Marriage has always accounted as the occasion where one would display their best dressing style. Do you ever wonder about the emergence of wedding dress? When and how did white become the favored color for wedding dress? White might seem to be the eternal color for wedding, but, surprisingly, history tells us something else. The trend of white dates back to the Victorian era, before which there were myriad colors used for wedding dress. For those who want to get complete information about the origin of wedding dress, the following lines will suffice.
Interesting Information On Background Of Wedding Dress
Ancient brides used to dress up in brightly colored wedding garments. Effervescent colors symbolized the happiness of the bride. Things changed in the medieval times, when marriages started to mean the bondage between not only two individuals, but also between two families, two businesses and even two countries. Brides of this era cautiously dressed as they singularly represented the whole community.
Medieval brides from well-to-do families wore rich colors and luxurious fabrics, like furs, velvet and silk. Those from middle class families wore stuff that was a copy of the elegant styles of the richer class. The trend continued for a few years and the wedding dress became a symbol of the social status of the family. The more material used, the more sleeves, the longer the train, the richer the bride’s family was assumed to be.

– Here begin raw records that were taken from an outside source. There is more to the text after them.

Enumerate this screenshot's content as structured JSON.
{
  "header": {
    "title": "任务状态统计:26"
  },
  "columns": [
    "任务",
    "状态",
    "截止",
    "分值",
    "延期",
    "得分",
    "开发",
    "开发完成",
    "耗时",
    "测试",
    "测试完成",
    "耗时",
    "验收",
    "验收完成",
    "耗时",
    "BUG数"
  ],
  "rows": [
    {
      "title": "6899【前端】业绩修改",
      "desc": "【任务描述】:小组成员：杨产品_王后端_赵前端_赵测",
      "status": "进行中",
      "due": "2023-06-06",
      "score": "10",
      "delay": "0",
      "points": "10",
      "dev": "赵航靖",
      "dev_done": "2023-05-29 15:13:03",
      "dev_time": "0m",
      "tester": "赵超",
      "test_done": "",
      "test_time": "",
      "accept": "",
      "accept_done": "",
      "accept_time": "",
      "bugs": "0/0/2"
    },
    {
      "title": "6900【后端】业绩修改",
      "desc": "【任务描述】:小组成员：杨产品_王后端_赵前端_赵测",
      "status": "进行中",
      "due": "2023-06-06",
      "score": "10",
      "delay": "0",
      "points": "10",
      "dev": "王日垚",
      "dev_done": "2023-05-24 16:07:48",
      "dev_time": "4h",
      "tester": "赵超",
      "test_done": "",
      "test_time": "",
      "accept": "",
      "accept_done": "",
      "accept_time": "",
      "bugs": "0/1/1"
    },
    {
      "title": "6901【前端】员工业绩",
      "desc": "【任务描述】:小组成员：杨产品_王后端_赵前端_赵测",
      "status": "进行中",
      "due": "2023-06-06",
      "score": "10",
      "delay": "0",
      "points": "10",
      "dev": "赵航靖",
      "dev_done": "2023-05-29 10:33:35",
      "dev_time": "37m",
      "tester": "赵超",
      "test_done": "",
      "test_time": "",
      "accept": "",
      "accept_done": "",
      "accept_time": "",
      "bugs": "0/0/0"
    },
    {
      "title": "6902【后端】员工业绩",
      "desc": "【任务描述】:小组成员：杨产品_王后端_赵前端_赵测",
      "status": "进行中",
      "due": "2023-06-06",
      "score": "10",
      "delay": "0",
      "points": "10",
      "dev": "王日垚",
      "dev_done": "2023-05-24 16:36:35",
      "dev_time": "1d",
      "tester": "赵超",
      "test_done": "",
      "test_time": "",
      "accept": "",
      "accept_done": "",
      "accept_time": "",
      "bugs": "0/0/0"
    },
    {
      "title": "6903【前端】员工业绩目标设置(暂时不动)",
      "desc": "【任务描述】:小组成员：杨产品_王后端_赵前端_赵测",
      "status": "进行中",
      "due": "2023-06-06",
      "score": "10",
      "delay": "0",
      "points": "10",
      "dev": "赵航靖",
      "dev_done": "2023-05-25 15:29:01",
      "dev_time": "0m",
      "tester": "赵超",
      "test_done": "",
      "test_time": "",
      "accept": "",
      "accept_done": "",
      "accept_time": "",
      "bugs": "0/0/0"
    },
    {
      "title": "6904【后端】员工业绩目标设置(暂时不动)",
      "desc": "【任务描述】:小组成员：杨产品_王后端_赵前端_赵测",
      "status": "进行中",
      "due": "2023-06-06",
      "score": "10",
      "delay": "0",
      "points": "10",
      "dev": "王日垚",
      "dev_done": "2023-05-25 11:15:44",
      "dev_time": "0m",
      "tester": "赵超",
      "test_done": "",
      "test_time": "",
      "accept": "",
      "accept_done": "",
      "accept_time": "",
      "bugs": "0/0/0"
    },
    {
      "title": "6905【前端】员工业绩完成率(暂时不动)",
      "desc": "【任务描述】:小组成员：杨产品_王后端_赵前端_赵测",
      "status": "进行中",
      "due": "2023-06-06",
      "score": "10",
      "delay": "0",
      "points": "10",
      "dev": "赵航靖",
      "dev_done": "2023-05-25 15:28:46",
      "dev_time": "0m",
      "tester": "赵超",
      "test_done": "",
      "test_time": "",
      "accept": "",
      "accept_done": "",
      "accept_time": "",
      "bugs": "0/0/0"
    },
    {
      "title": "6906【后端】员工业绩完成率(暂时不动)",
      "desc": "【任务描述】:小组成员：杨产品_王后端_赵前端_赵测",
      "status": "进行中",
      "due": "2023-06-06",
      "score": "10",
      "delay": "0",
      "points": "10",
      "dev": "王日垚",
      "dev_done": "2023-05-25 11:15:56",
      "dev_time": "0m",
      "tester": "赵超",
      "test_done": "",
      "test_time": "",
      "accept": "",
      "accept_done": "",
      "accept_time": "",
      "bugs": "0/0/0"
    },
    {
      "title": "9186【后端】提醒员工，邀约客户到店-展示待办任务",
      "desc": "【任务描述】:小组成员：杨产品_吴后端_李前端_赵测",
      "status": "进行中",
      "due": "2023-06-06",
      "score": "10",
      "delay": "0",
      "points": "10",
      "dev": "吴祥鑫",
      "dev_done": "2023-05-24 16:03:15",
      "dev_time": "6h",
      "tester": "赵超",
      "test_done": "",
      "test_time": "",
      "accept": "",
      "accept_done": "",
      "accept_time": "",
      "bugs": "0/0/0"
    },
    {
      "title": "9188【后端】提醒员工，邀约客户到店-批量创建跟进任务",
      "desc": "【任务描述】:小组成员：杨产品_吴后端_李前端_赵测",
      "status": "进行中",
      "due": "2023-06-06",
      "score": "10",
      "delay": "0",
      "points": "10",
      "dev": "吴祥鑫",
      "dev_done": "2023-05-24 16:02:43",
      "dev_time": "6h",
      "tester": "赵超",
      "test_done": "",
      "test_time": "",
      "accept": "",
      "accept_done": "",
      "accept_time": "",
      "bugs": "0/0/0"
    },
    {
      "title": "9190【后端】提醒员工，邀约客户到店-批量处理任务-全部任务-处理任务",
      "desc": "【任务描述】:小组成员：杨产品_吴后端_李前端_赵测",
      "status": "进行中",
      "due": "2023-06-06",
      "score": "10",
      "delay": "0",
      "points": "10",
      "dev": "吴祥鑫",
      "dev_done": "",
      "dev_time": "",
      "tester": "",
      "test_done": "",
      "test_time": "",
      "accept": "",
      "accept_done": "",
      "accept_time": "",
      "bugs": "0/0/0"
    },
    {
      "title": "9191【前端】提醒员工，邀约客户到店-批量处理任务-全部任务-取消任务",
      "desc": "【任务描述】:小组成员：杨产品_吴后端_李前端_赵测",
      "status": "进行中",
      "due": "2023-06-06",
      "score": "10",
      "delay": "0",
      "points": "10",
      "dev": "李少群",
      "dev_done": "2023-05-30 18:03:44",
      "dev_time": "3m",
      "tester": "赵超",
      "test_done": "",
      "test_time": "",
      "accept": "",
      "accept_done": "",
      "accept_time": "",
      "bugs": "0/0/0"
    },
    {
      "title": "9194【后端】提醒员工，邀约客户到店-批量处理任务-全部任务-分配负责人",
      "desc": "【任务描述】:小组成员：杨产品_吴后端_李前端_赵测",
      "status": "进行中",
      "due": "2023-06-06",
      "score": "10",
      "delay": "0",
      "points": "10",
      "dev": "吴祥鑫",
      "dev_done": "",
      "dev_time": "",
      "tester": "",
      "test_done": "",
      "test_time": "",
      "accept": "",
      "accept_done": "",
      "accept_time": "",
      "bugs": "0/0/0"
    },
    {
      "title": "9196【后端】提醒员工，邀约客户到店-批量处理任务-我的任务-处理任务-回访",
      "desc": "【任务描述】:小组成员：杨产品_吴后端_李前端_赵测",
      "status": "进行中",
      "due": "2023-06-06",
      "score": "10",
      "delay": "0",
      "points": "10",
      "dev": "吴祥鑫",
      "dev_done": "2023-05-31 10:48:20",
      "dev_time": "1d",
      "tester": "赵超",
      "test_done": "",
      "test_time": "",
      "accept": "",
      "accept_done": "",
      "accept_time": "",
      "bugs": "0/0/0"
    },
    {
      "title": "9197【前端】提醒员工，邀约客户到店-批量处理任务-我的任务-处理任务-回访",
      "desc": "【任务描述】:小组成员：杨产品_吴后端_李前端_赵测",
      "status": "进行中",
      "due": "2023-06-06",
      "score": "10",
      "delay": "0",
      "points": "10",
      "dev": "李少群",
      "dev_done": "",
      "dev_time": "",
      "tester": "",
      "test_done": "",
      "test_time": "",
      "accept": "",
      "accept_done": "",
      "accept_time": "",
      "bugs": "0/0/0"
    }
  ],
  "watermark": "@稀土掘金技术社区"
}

While the rich used the power of money to get the best possible dress from the market, brides from the poor family wore their church dress for their wedding. The trend of white wedding attire was started by Queen Victoria. It was in 1840 and Queen Victoria married Prince Albert of Saxe, wearing a white wedding gown. White came as a big, but pleasant surprise to everyone. Soon, brides from all over Europe and America began wearing white wedding dresses as well.
While there were some who preferred vibrant colors, white definitely had seeped into the minds of people. By the end of the century, white had become the color of the wedding dress. Various trends and styles were adopted to make the dress a perfect bliss on the D-Day. However, more changes were in store. During the Great Depression and World War II, the eternal white dress was replaced by the church dress.
People thought that it was not the appropriate to wear lavish dresses, when there was grief all around. After the war ended, luxurious wedding dresses in white jumped back into the center stage. With time, shades of white, cream, off white or ivory became acceptable as wedding dress colors. Today brides’ dresses have adopted varied dressing styles. From the timeless white to the Hawaiian beach dress, the options are endless.